WORK INSTRUCTIONS>
Where a line of the records holds the string "Enter", copy that line.

MATERIAL SHOWN Block Start

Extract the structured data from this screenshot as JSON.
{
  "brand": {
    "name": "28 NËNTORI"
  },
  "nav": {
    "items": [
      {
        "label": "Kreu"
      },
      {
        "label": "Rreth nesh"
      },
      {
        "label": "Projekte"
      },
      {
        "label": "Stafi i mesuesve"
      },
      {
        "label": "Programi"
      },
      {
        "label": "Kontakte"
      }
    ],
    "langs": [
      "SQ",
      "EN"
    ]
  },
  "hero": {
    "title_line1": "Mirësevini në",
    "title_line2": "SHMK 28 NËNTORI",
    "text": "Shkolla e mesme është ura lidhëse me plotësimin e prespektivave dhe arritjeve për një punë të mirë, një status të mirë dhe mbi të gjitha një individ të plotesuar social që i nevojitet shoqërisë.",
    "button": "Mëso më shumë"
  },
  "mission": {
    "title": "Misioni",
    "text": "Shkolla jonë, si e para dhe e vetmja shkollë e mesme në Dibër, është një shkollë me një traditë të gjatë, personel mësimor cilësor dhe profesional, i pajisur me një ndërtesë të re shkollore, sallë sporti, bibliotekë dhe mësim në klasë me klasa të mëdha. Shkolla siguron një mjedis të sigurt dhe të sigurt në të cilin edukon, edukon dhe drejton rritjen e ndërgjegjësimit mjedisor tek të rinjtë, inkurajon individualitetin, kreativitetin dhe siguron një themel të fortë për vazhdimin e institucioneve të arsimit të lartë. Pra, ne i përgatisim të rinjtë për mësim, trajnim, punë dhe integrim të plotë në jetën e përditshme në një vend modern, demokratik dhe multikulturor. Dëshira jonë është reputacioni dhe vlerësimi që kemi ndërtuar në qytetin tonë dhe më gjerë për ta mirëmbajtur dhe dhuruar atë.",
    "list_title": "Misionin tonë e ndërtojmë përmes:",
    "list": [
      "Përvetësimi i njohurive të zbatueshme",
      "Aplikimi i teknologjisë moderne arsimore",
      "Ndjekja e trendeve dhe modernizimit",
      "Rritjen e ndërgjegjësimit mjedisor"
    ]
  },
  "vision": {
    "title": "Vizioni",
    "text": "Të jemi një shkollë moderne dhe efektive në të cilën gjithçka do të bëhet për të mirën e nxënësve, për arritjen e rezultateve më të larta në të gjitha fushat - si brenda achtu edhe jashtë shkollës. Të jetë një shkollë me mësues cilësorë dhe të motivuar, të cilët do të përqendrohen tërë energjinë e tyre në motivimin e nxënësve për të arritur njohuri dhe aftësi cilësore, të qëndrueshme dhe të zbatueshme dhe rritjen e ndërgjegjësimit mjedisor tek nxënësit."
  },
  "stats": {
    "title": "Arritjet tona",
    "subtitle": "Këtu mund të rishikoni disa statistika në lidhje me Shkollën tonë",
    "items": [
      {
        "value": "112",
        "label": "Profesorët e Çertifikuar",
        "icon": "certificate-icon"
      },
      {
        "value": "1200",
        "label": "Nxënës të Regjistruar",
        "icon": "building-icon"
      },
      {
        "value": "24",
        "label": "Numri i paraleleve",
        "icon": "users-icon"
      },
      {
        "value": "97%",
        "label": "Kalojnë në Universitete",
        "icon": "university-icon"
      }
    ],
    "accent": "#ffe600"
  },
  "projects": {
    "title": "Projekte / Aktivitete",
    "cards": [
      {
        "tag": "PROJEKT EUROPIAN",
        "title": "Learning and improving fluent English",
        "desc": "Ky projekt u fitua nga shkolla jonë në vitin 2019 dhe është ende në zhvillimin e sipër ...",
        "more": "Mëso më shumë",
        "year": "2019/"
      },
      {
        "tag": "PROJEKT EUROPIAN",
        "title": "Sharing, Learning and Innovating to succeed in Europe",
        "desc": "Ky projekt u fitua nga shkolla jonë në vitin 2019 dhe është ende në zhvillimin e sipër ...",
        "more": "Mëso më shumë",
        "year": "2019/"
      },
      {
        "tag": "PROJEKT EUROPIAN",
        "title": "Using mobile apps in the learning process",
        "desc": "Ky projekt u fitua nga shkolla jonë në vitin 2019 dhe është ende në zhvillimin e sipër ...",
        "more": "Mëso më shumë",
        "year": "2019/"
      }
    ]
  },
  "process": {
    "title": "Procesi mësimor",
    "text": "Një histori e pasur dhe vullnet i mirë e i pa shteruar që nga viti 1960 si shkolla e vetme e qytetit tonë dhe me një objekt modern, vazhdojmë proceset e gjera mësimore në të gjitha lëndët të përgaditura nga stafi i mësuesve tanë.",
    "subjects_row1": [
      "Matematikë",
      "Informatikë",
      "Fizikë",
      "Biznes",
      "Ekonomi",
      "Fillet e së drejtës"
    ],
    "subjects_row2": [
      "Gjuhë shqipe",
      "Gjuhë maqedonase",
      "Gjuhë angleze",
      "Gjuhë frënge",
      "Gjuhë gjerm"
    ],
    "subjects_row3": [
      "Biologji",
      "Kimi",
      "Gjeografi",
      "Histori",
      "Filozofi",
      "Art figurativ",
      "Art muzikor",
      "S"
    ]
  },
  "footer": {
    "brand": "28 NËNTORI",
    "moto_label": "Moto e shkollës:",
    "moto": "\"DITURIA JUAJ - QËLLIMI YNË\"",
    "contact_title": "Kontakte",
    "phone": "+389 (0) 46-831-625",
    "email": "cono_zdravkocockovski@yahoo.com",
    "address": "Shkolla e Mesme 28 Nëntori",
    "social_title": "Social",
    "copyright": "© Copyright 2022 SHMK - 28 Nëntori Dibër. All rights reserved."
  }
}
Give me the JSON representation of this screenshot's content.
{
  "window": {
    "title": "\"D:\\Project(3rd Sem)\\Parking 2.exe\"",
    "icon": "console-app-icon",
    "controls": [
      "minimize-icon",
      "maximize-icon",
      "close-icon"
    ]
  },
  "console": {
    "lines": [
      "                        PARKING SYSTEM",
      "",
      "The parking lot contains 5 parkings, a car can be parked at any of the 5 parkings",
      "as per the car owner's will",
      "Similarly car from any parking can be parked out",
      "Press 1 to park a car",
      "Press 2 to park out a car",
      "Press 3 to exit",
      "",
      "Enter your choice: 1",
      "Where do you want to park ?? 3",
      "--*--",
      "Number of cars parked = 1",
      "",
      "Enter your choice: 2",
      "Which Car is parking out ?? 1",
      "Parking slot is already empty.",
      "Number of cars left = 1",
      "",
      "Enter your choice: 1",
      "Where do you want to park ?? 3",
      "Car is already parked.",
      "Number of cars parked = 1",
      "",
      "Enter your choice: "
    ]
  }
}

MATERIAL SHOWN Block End

EXERCISE OUTPUT>
      "Enter your choice: 1",
      "Enter your choice: 2",
      "Enter your choice: 1",
      "Enter your choice: "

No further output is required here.